» **Assignment**
Say how many lines of the records include the string "report". Nothing else belongs in the answer.

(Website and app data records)
=======

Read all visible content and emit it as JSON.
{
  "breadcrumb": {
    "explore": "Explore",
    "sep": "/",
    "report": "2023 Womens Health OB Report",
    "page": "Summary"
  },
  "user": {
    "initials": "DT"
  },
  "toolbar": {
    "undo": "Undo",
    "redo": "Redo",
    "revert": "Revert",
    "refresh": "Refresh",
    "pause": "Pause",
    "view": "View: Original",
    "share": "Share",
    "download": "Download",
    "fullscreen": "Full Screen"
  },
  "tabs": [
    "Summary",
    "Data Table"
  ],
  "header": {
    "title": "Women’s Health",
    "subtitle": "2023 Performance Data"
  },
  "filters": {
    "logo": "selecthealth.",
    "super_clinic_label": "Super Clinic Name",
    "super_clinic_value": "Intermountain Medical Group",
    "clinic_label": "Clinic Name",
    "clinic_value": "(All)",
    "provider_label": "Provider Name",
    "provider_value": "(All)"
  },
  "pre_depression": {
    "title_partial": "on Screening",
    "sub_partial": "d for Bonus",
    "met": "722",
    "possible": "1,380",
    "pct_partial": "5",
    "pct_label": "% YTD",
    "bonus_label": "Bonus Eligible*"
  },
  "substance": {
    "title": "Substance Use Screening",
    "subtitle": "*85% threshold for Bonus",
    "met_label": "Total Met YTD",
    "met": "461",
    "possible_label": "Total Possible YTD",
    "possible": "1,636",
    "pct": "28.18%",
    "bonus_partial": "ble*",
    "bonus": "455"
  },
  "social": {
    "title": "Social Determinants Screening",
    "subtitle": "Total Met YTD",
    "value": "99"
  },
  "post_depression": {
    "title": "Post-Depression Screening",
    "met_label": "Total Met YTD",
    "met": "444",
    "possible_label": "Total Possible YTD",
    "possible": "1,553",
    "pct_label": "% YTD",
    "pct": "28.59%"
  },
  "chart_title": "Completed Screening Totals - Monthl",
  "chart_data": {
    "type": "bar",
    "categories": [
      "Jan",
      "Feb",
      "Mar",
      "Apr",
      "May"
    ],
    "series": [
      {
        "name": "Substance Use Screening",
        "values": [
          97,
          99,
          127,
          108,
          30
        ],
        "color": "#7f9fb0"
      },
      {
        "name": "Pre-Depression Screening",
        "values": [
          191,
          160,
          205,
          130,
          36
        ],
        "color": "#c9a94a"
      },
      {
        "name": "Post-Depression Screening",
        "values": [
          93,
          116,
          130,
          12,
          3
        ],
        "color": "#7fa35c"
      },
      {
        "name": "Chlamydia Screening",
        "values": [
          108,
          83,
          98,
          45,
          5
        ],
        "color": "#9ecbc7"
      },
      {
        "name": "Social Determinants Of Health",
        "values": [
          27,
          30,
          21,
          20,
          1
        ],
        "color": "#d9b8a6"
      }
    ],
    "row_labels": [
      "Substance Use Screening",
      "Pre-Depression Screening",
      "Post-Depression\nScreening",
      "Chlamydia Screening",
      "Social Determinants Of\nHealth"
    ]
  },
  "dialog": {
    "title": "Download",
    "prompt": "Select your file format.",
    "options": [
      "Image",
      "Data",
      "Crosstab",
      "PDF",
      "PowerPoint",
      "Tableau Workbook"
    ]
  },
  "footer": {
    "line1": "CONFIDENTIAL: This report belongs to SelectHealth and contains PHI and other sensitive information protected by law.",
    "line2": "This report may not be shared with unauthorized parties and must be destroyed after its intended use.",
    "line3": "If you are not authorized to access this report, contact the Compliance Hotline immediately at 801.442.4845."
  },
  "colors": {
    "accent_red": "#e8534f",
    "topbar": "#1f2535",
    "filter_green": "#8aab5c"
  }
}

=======

» **Answer to this exercise**
4